SUPPLIED DATA —

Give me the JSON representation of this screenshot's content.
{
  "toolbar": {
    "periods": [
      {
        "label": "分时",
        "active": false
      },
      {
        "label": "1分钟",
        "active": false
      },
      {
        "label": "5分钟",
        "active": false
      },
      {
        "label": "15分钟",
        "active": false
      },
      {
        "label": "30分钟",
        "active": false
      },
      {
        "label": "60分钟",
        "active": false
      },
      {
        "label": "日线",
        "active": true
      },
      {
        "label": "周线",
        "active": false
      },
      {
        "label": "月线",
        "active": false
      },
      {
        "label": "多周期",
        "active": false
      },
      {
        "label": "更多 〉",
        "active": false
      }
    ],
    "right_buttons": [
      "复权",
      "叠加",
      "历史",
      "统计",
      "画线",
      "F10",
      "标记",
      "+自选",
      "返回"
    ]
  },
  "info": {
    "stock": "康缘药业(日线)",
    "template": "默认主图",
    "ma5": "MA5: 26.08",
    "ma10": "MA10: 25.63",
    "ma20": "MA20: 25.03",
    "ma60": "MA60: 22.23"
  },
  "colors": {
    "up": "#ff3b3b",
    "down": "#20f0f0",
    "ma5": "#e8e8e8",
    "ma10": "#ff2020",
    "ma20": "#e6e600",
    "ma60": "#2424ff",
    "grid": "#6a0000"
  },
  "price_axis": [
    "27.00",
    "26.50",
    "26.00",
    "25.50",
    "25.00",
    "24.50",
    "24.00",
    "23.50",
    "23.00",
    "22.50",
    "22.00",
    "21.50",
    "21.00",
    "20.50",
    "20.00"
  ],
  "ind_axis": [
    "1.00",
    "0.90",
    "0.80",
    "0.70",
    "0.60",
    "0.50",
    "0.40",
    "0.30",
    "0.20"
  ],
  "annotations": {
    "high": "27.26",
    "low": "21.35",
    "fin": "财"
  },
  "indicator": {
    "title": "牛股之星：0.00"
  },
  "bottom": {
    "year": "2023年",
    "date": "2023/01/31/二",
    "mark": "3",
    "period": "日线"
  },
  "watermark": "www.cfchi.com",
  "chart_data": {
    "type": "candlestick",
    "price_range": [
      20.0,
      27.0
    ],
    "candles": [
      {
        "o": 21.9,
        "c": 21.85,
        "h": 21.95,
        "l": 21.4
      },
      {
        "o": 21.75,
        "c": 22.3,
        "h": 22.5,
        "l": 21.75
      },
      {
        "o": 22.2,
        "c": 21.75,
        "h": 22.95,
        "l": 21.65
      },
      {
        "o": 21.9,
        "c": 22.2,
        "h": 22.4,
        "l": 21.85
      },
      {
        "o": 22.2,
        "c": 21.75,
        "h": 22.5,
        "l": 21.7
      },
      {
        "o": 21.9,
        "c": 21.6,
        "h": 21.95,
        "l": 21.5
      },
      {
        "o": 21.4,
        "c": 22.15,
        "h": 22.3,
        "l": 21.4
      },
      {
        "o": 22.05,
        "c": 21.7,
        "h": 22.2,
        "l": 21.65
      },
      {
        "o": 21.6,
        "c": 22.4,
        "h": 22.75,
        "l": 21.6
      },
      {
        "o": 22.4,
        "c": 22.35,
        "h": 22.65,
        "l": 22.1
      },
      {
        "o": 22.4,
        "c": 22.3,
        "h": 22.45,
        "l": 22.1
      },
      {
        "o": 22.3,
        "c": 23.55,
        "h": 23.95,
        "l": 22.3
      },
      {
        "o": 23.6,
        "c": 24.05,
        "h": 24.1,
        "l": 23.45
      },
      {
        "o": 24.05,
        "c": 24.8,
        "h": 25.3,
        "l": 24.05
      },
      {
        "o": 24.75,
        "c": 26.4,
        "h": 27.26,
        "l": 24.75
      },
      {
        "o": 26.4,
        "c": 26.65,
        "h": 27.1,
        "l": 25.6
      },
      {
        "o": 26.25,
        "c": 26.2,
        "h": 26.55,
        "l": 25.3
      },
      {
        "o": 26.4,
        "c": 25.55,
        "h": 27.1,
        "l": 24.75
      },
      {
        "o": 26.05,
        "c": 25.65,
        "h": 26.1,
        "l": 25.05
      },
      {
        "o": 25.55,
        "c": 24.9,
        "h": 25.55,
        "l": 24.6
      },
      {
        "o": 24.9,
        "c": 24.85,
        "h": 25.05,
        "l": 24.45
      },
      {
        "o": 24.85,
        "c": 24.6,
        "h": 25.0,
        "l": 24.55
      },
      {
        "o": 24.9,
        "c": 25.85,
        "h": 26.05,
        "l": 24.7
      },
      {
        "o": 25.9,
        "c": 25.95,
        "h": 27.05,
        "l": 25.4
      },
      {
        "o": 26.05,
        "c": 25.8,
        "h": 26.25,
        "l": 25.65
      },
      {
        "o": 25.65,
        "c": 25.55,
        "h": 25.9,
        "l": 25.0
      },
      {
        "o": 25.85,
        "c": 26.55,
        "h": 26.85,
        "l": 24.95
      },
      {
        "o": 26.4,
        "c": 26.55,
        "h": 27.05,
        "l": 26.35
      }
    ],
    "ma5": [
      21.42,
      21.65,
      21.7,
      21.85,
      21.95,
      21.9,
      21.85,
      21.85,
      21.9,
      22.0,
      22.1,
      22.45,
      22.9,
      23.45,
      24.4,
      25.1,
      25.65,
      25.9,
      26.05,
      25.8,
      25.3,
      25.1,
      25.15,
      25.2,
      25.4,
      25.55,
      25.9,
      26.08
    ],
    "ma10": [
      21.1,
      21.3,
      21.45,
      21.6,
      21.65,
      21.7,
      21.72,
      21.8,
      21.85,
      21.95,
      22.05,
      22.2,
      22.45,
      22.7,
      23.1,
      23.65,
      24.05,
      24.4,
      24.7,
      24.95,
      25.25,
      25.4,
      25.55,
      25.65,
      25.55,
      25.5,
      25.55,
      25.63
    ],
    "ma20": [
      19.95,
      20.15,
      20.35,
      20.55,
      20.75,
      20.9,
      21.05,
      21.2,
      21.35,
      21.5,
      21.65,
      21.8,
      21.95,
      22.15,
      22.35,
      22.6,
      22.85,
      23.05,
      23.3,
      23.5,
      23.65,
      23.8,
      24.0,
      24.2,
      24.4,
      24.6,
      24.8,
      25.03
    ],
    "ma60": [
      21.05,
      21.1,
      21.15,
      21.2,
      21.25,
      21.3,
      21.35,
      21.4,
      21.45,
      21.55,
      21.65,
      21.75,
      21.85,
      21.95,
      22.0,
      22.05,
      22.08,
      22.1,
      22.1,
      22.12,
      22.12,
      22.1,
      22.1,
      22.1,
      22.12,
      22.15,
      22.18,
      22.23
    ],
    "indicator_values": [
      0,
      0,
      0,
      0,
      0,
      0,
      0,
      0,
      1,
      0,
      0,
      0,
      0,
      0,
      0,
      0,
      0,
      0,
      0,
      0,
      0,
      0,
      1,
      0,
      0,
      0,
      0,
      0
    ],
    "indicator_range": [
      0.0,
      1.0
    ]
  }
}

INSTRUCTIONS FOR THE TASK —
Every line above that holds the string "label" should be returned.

SOLUTION TO THE EXERCISE —
        "label": "分时",
        "label": "1分钟",
        "label": "5分钟",
        "label": "15分钟",
        "label": "30分钟",
        "label": "60分钟",
        "label": "日线",
        "label": "周线",
        "label": "月线",
        "label": "多周期",
        "label": "更多 〉",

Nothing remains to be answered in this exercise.